The Three Musketeers
by Alexandre Dumas
Analysis: What’s Up With the Title?
First of all, the Musketeers were an elite French military unit charged with protecting the King. They were kind of like the Secret Service, except they could also go to war. The three Musketeers of the title are Aramis, Porthos, and Athos, three close friends and exceptional Musketeers known as the Inseparables.
Now, here’s the catch—the novel is actually about four best friends, and although D’Artagnan becomes a Musketeer only three-quarters of the way through the novel, Dumas could still have titled this work Four Musketeers without anyone calling him out on it. The novel does, after all, pertain to four Musketeers.
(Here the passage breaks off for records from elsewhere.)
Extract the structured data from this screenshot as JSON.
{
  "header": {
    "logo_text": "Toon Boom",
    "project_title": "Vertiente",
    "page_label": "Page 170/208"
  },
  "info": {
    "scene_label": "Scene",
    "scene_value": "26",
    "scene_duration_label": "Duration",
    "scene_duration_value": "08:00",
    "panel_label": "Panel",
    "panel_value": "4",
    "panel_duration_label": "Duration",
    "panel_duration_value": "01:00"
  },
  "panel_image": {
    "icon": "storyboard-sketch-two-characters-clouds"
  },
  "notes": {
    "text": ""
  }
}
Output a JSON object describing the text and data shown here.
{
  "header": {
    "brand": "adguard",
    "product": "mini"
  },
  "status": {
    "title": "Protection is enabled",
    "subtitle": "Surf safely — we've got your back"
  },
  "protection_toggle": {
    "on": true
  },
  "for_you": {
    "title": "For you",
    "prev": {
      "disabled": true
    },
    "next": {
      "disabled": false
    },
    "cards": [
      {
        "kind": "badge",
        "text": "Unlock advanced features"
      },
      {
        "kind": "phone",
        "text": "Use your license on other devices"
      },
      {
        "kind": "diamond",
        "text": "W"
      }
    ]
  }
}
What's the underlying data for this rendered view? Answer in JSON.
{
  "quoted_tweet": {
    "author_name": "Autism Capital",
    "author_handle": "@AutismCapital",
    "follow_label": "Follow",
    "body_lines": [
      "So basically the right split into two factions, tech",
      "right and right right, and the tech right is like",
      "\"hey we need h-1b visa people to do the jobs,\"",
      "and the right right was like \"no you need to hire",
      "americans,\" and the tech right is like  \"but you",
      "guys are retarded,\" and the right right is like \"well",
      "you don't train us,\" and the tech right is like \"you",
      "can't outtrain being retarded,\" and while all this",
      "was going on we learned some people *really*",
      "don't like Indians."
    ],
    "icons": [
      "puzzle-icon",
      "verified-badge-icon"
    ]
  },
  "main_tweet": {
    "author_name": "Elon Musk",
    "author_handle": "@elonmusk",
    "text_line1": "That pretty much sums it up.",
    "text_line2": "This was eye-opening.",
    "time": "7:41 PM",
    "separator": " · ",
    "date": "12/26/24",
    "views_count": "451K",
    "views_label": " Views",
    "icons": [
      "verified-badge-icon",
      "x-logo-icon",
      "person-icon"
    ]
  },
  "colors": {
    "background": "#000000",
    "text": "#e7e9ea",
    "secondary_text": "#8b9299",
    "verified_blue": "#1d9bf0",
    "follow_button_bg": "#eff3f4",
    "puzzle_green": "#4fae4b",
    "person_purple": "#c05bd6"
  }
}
So why three, exactly? Your guess, as usual, is as good as ours.
Here’s ours: The Three Musketeers is a title that deliberately isolates D’Artagnan, which makes sense, since he’s the protagonist and hero of the novel. And since D’Artagnan’s goal throughout the novel is to become a Musketeer, if Dumas had entitled the novel The Four Musketeers, that would have given the story away, wouldn’t it?